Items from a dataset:
----
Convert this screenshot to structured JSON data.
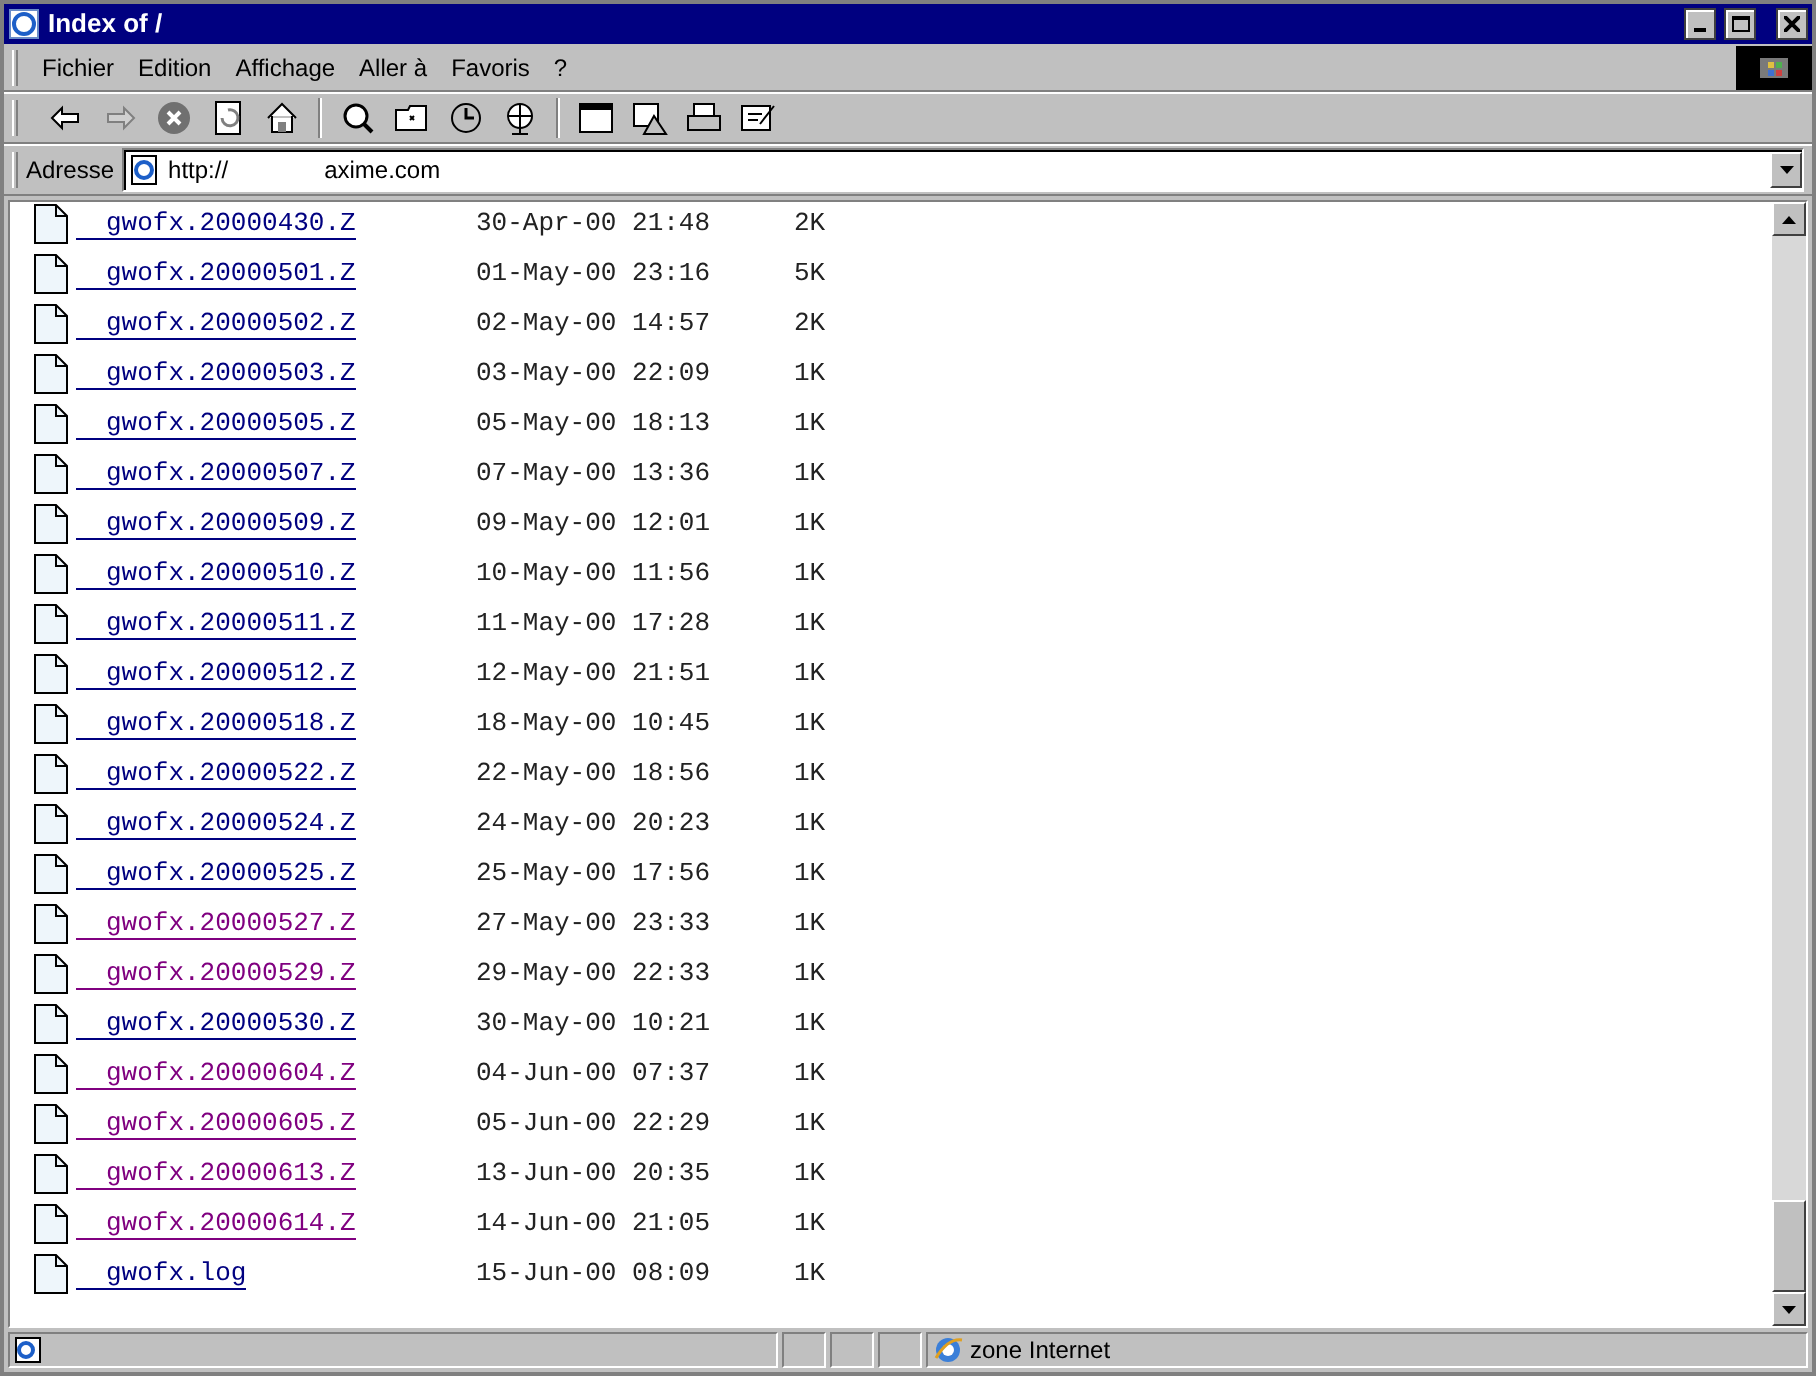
{
  "window": {
    "title": "Index of /"
  },
  "menu": [
    "Fichier",
    "Edition",
    "Affichage",
    "Aller à",
    "Favoris",
    "?"
  ],
  "address": {
    "label": "Adresse",
    "url_start": "http://",
    "url_part": "axime.com"
  },
  "files": [
    {
      "name": "gwofx.20000430.Z",
      "date": "30-Apr-00 21:48",
      "size": "2K",
      "visited": false
    },
    {
      "name": "gwofx.20000501.Z",
      "date": "01-May-00 23:16",
      "size": "5K",
      "visited": false
    },
    {
      "name": "gwofx.20000502.Z",
      "date": "02-May-00 14:57",
      "size": "2K",
      "visited": false
    },
    {
      "name": "gwofx.20000503.Z",
      "date": "03-May-00 22:09",
      "size": "1K",
      "visited": false
    },
    {
      "name": "gwofx.20000505.Z",
      "date": "05-May-00 18:13",
      "size": "1K",
      "visited": false
    },
    {
      "name": "gwofx.20000507.Z",
      "date": "07-May-00 13:36",
      "size": "1K",
      "visited": false
    },
    {
      "name": "gwofx.20000509.Z",
      "date": "09-May-00 12:01",
      "size": "1K",
      "visited": false
    },
    {
      "name": "gwofx.20000510.Z",
      "date": "10-May-00 11:56",
      "size": "1K",
      "visited": false
    },
    {
      "name": "gwofx.20000511.Z",
      "date": "11-May-00 17:28",
      "size": "1K",
      "visited": false
    },
    {
      "name": "gwofx.20000512.Z",
      "date": "12-May-00 21:51",
      "size": "1K",
      "visited": false
    },
    {
      "name": "gwofx.20000518.Z",
      "date": "18-May-00 10:45",
      "size": "1K",
      "visited": false
    },
    {
      "name": "gwofx.20000522.Z",
      "date": "22-May-00 18:56",
      "size": "1K",
      "visited": false
    },
    {
      "name": "gwofx.20000524.Z",
      "date": "24-May-00 20:23",
      "size": "1K",
      "visited": false
    },
    {
      "name": "gwofx.20000525.Z",
      "date": "25-May-00 17:56",
      "size": "1K",
      "visited": false
    },
    {
      "name": "gwofx.20000527.Z",
      "date": "27-May-00 23:33",
      "size": "1K",
      "visited": true
    },
    {
      "name": "gwofx.20000529.Z",
      "date": "29-May-00 22:33",
      "size": "1K",
      "visited": true
    },
    {
      "name": "gwofx.20000530.Z",
      "date": "30-May-00 10:21",
      "size": "1K",
      "visited": false
    },
    {
      "name": "gwofx.20000604.Z",
      "date": "04-Jun-00 07:37",
      "size": "1K",
      "visited": true
    },
    {
      "name": "gwofx.20000605.Z",
      "date": "05-Jun-00 22:29",
      "size": "1K",
      "visited": true
    },
    {
      "name": "gwofx.20000613.Z",
      "date": "13-Jun-00 20:35",
      "size": "1K",
      "visited": true
    },
    {
      "name": "gwofx.20000614.Z",
      "date": "14-Jun-00 21:05",
      "size": "1K",
      "visited": true
    },
    {
      "name": "gwofx.log",
      "date": "15-Jun-00 08:09",
      "size": "1K",
      "visited": false
    }
  ],
  "status_bar": {
    "zone": "zone Internet"
  }
}
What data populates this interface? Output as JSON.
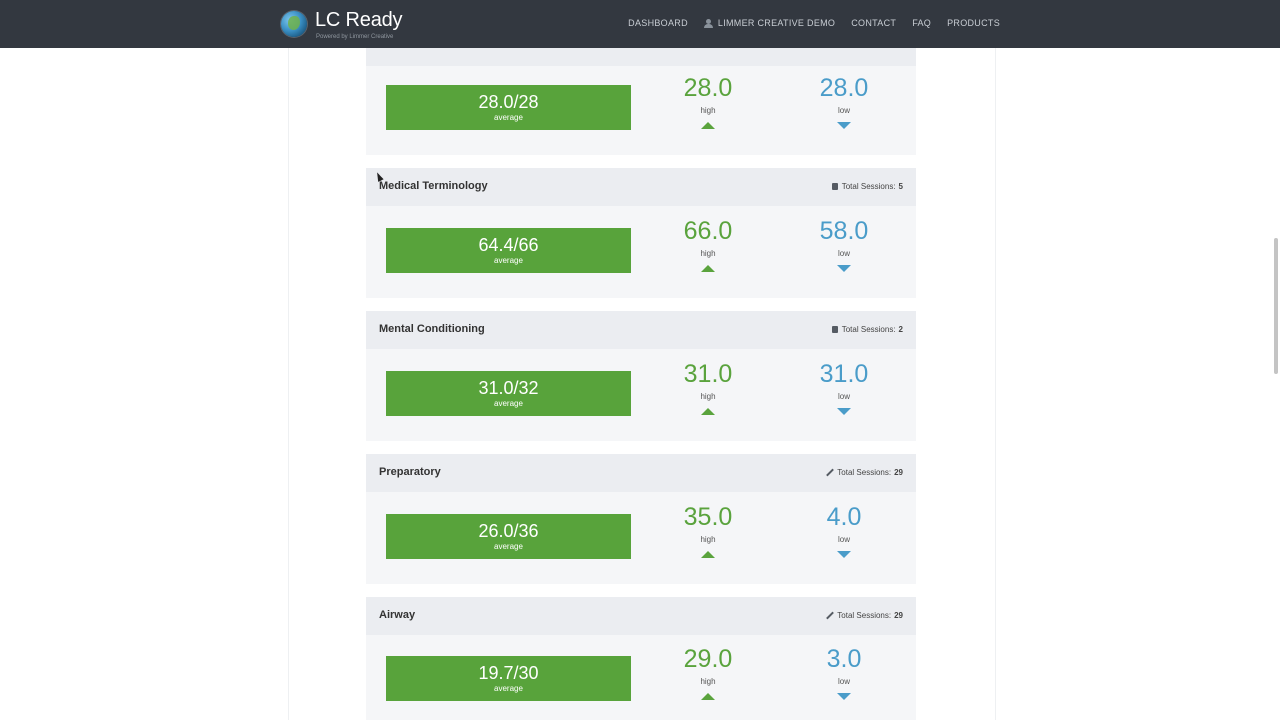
{
  "header": {
    "brand_name": "LC Ready",
    "brand_tagline": "Powered by Limmer Creative",
    "nav": {
      "dashboard": "DASHBOARD",
      "user": "LIMMER CREATIVE DEMO",
      "contact": "CONTACT",
      "faq": "FAQ",
      "products": "PRODUCTS"
    }
  },
  "colors": {
    "navbar": "#333840",
    "average_bar": "#58a33b",
    "high": "#5aa33d",
    "low": "#4a9cc9",
    "card_header": "#ebedf1"
  },
  "cards": [
    {
      "title": "",
      "sessions_label": "",
      "sessions_count": "",
      "average": "28.0/28",
      "average_label": "average",
      "high": "28.0",
      "high_label": "high",
      "low": "28.0",
      "low_label": "low"
    },
    {
      "title": "Medical Terminology",
      "icon": "book-icon",
      "sessions_label": "Total Sessions:",
      "sessions_count": "5",
      "average": "64.4/66",
      "average_label": "average",
      "high": "66.0",
      "high_label": "high",
      "low": "58.0",
      "low_label": "low"
    },
    {
      "title": "Mental Conditioning",
      "icon": "book-icon",
      "sessions_label": "Total Sessions:",
      "sessions_count": "2",
      "average": "31.0/32",
      "average_label": "average",
      "high": "31.0",
      "high_label": "high",
      "low": "31.0",
      "low_label": "low"
    },
    {
      "title": "Preparatory",
      "icon": "pencil-icon",
      "sessions_label": "Total Sessions:",
      "sessions_count": "29",
      "average": "26.0/36",
      "average_label": "average",
      "high": "35.0",
      "high_label": "high",
      "low": "4.0",
      "low_label": "low"
    },
    {
      "title": "Airway",
      "icon": "pencil-icon",
      "sessions_label": "Total Sessions:",
      "sessions_count": "29",
      "average": "19.7/30",
      "average_label": "average",
      "high": "29.0",
      "high_label": "high",
      "low": "3.0",
      "low_label": "low"
    }
  ]
}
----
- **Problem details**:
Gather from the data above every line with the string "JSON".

- **Result below**:
Convert this screenshot to structured JSON data.
What data populates this interface? Output as JSON.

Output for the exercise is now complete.